Congressman Tim Bishop, Congressional update.
August 19, 2005 @ 12:00 am EDT
Attend this meeting
Members and friends
This morning our speaker was supposed to be Congressman Tim Bishop. Mr. Bishop made a valiant effort to be there but was suffering from a painful, but not life threatening health problem. As a result he turned back at the last minute and went home. His representative, Jennifer Gunn, was there to read some of the points the congressman was going to make.
I will highlight some of the points;
The president’s transportation security request was disproportionately skewered toward aviation. $4.7 billion for aviation and $32 million for rails, buses, and other surface transit systems
The House and Senate passed risk based formulas for homeland security and the congressman supports that approach.
$286.5 billion will be authorizes for highway and public transit projects (there was plenty of pork in this bill but the 1st congressional district will be getting $45 million. (At least we have something to oink about).
The energy bill is an item the congressman rejected because it was heavily tilted to subsidies for oil exploration and very little went to alternative fuels and conservation.
CAFTA, the Caribbean version of NAFTA, was rejected by the congressman because of the negative effects on American labor.
After Jennifer Gunn made Congressman Bishop’s major points we began a discussion among the participants in the room. Fortunately the people in the room included some folks with real expertise and knowledge. Keyspan’s Vincent Frigeria was there to clarify the company’s position on using its property at Shoreham for a ferry point. According to Vincent all the stakeholders, including the neighbors, must have a say in the process.
Gerry Fitzpatrick was there to reiterate his belief that the ferry technology that he is advocating addresses the objections to ferries, including, wake, fuel costs and speed.
Nancy Douzinas from the Rauch Foundation was there to discuss the needs of
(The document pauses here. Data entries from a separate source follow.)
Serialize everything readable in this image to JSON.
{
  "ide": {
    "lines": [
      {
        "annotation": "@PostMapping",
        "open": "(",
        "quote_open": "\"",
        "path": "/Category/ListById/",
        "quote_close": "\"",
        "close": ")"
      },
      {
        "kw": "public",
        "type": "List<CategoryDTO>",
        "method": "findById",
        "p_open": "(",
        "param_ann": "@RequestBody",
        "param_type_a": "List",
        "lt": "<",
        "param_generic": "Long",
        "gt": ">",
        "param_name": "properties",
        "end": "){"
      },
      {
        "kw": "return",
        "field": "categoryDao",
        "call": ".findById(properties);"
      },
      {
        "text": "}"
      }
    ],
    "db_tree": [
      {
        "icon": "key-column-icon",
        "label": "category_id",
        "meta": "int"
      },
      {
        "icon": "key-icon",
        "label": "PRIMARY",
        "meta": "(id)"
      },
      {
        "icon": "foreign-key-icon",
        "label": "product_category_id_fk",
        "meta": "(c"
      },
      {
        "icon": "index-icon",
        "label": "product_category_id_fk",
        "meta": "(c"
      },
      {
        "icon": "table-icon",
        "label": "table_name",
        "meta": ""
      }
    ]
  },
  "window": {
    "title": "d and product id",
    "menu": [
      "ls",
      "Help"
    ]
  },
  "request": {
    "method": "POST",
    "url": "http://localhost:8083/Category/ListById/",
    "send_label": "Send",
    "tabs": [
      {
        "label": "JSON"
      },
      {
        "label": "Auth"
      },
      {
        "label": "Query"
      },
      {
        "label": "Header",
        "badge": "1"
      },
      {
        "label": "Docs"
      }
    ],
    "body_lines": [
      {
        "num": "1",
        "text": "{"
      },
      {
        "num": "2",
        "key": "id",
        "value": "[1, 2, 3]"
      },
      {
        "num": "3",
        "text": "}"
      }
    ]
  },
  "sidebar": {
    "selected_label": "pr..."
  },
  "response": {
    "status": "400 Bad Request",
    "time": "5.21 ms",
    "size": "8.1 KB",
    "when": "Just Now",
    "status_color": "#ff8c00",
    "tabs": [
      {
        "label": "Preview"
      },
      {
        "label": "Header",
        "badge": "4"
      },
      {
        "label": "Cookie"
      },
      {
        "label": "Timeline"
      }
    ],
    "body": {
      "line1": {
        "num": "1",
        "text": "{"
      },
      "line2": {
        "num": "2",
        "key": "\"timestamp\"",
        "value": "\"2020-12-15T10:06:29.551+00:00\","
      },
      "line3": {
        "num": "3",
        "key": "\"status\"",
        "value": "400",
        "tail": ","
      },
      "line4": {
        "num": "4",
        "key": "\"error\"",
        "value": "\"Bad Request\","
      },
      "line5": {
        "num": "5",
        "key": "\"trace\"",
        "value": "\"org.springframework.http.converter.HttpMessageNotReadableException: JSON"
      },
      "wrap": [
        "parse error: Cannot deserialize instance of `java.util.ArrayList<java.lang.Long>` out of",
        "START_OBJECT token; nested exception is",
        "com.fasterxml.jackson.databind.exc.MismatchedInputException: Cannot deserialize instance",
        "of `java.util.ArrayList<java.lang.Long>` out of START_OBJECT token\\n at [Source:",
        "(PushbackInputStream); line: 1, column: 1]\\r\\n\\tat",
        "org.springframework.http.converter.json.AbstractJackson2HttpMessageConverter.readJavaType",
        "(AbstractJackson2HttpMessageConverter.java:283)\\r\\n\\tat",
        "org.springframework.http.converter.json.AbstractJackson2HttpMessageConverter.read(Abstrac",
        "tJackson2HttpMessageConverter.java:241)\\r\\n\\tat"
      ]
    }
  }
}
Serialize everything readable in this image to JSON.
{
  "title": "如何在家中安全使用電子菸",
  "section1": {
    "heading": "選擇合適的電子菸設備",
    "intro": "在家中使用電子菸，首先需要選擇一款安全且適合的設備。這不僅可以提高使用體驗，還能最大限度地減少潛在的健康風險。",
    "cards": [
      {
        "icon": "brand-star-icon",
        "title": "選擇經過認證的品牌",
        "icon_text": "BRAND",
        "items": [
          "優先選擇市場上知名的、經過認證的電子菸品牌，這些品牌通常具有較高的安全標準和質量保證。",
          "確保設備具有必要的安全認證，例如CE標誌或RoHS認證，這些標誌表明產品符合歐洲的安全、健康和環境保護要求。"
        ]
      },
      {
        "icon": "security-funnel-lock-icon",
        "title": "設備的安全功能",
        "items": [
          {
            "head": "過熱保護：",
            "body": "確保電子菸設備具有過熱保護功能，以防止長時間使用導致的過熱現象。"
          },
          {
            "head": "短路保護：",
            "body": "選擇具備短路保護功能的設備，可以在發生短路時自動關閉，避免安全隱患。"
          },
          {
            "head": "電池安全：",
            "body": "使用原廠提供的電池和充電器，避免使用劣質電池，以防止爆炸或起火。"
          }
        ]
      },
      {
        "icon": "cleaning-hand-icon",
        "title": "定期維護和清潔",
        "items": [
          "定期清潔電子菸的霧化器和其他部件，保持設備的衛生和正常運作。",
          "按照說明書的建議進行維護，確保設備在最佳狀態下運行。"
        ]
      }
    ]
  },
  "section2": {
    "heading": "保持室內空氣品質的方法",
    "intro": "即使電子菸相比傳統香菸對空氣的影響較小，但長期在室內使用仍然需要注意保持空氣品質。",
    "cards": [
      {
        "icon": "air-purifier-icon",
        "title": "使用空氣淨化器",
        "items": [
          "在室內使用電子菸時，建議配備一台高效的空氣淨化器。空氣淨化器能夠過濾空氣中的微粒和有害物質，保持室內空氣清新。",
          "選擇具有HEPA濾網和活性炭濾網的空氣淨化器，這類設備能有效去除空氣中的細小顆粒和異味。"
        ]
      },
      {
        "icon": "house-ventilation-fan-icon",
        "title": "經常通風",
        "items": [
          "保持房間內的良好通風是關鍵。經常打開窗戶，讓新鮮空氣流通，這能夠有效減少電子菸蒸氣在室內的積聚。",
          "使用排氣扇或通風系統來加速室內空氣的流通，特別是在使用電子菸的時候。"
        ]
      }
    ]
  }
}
The meeting was held as a moderated large discussion and many people contributed to that discussion. As a result a lot of ground was covered on the topic of transportation, but there were other issues too. We miss the speaker when an emergency prevents him from being there, but an interesting and enlightening discussion always takes place anyway, due to the knowledge of the audience.
Thanks to all for being there and participating. Next week we will have the publisher of Newsday, Tim Knight. I’ll have more on that next week.
Meanwhile have a nice weekend.